Take at least one writing class to learn the basics. Study the market so you’ll know what to expect. Network with other writers for advice and support. And realize that once you decide to self publisher you are basically going into business. Handle yourself accordingly.
What are some of your biggest overall writing influences?
James Baldwin was my first influence. I loved the way he could paint a detailed image with few words, which is what I try to emulate when I write. Frank Herbert taught me how to make the fantastic feel real. And Charles Saunders set the standard that I’m still trying to achieve.
You’ve written numerous projects. What are some of your favorite ones and why do they hold a special place in your catalogue?
Meji is close to my heart because it was my first novel and my homage to my African ancestors, whoever they may be. Changa’s Safari is the action adventure story I wish I had growing up. They were also my first two ideas, so that makes them special.
You got to work with Charles Saunders through MVMedia. What an honor! How did that connect happen and can we expect anything more from that collaboration?
Talk about a chance encounter! I was working on Meji and searching for African based sword and sorcery writers when Charles name popped up. Nightshade had just re-released Imaro. I was ecstatic because I knew someone had to have done what I was attempting to do. It was then I remembered I’d read a Dossouye story by him in Dark Matters. I tried to reach out to him through Nightshade but failed. A couple of years later a friend of mine, Richard Tyler, announced on Black Super Hero that Nightshade was dropping the Imaro series and he would be picking it up. I immediately contacted him and asked if he would introduce us. He did, and we’ve been Sword and Soul brothers ever since.

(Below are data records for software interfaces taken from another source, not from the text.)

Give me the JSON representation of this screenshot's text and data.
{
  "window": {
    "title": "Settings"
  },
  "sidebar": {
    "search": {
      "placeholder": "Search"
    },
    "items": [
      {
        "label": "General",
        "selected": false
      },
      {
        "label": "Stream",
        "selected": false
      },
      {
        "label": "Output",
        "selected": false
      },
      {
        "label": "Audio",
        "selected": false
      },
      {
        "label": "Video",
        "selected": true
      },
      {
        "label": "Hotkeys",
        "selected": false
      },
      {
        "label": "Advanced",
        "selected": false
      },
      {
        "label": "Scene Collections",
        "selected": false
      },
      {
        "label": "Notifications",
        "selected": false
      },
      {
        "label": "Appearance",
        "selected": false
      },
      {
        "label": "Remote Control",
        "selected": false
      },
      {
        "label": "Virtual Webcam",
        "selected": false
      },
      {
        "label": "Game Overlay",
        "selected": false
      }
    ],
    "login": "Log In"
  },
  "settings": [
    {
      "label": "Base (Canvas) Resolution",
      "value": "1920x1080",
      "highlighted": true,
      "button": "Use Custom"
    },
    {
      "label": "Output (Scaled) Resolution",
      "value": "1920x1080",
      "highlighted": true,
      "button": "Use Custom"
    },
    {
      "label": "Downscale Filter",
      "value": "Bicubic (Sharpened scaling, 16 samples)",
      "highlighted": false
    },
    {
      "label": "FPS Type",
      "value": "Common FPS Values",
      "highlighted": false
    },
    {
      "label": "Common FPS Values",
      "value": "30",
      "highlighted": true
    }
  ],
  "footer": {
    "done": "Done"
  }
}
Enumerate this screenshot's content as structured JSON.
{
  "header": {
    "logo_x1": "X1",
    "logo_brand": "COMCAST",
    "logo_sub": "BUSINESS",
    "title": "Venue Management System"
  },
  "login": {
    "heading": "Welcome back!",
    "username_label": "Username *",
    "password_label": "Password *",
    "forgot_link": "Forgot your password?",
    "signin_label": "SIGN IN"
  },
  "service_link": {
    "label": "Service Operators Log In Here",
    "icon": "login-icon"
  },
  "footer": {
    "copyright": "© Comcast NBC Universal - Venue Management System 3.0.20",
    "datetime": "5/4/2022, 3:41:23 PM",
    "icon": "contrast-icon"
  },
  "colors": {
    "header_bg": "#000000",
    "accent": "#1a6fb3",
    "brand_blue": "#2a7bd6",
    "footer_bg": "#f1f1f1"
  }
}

So far we’ve produced two anthologies together and I’ve published one of his novels, Abengoni: First Calling. I’m in the process of publishing the sequel to Abengoni, Abengoni: Drum Song. We don’t have any specific projects planned for the future, but you can be sure there will be more.

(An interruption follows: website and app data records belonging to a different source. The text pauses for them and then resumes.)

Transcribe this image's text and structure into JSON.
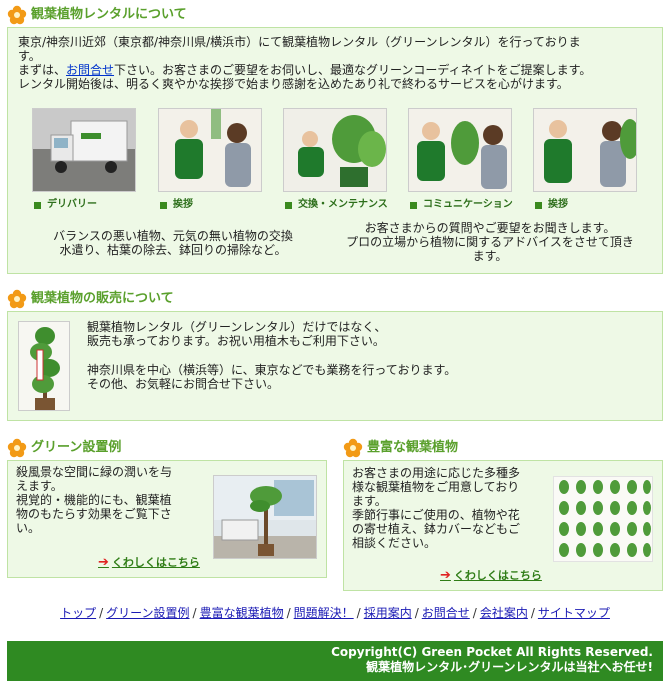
{
  "section_rental": {
    "heading": "観葉植物レンタルについて",
    "para_line1": "東京/神奈川近郊（東京都/神奈川県/横浜市）にて観葉植物レンタル（グリーンレンタル）を行っておりま",
    "para_line2": "す。",
    "para_line3_pre": "まずは、",
    "para_line3_link": "お問合せ",
    "para_line3_post": "下さい。お客さまのご要望をお伺いし、最適なグリーンコーディネイトをご提案します。",
    "para_line4": "レンタル開始後は、明るく爽やかな挨拶で始まり感謝を込めたあり礼で終わるサービスを心がけます。",
    "captions": [
      "デリバリー",
      "挨拶",
      "交換・メンテナンス",
      "コミュニケーション",
      "挨拶"
    ],
    "left_note_line1": "バランスの悪い植物、元気の無い植物の交換",
    "left_note_line2": "水遣り、枯葉の除去、鉢回りの掃除など。",
    "right_note_line1": "お客さまからの質問やご要望をお聞きします。",
    "right_note_line2": "プロの立場から植物に関するアドバイスをさせて頂き",
    "right_note_line3": "ます。"
  },
  "section_sales": {
    "heading": "観葉植物の販売について",
    "line1": "観葉植物レンタル（グリーンレンタル）だけではなく、",
    "line2": "販売も承っております。お祝い用植木もご利用下さい。",
    "line3": "神奈川県を中心（横浜等）に、東京などでも業務を行っております。",
    "line4": "その他、お気軽にお問合せ下さい。"
  },
  "section_green": {
    "heading": "グリーン設置例",
    "line1": "殺風景な空間に緑の潤いを与",
    "line2": "えます。",
    "line3": "視覚的・機能的にも、観葉植",
    "line4": "物のもたらす効果をご覧下さ",
    "line5": "い。",
    "more": "くわしくはこちら"
  },
  "section_plants": {
    "heading": "豊富な観葉植物",
    "line1": "お客さまの用途に応じた多種多",
    "line2": "様な観葉植物をご用意しており",
    "line3": "ます。",
    "line4": "季節行事にご使用の、植物や花",
    "line5": "の寄せ植え、鉢カバーなどもご",
    "line6": "相談ください。",
    "more": "くわしくはこちら"
  },
  "footer_nav": [
    "トップ",
    "グリーン設置例",
    "豊富な観葉植物",
    "問題解決！",
    "採用案内",
    "お問合せ",
    "会社案内",
    "サイトマップ"
  ],
  "footer": {
    "copyright": "Copyright(C) Green Pocket All Rights Reserved.",
    "tagline": "観葉植物レンタル･グリーンレンタルは当社へお任せ!"
  },
  "colors": {
    "accent_green": "#5aa02c",
    "box_bg": "#eef9e6",
    "footer_bg": "#2f8a22",
    "link_blue": "#0033cc"
  }
}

You get to have one of your projects made into a film. Which one do you pick and who do you get to direct it?
Now that’s a tough question. The one I’d like to see first would be Changa’s Safari. I would love Ava Duvernay to direct it. I’ve been a fan of hers since seeing her at Spelman and I’d love to see her handle a Sword and Soul adventure.
Who are some of your favorite authors currently working in the black SFF field, self-pubbed or otherwise?
That’s a long list. Charles Saunders of course. Balogun Ojetade, Carole McDonnell, Ronald Jones, Valjeanne Jeffers, David Anthony Durham and Phenderson Djèlí Clark just to name a few.
Five years from now where would you like to see your writing and MVMedia?
I have modest goals. I would like to see more people aware of my books, and it would be nice to develop a few graphic novel and animation projects.
What projects do you have coming up for us in the future that we should be on the lookout for?
I think the most exciting project I’m working on right now is Ki Khanga with Balogun Ojetade. We recently introduced the RPG and we’re currently organizing games and creating support material for the game. I can say that most of my Sword and Soul writing will be centered in Ki Khanga for the foreseeable future.
Milton Davis is owner of MVmedia, LLC , a micro publishing company specializing in Science Fiction, Fantasy and Sword and Soul. MVmedia’s mission is to provide speculative fiction books that represent people of color in a positive manner. Milton is the author of ten novels; his most recent is the Steamfunk adventure From Here to Timbuktu. He is the editor and co-editor of seven anthologies; The City, Dark Universe with Gene Peterson; Griots: A Sword and Soul Anthology and Griot: Sisters of the Spear, with Charles R. Saunders; The Ki Khanga Anthology , the Steamfunk! Anthology, and the Dieselfunk anthology with Balogun Ojetade. MVmedia has also published Once Upon A Time in Afrika by Balogun Ojetade and Abegoni: First Calling by Sword and Soul creator and icon Charles R. Saunders. Milton is also a co-writer of the award winning script, Ngolo and recently as the Hal Clement Science Speaker for Boskone 54.
Milton resides in Metro Atlanta with his wife Vickie and his children Brandon and Alana.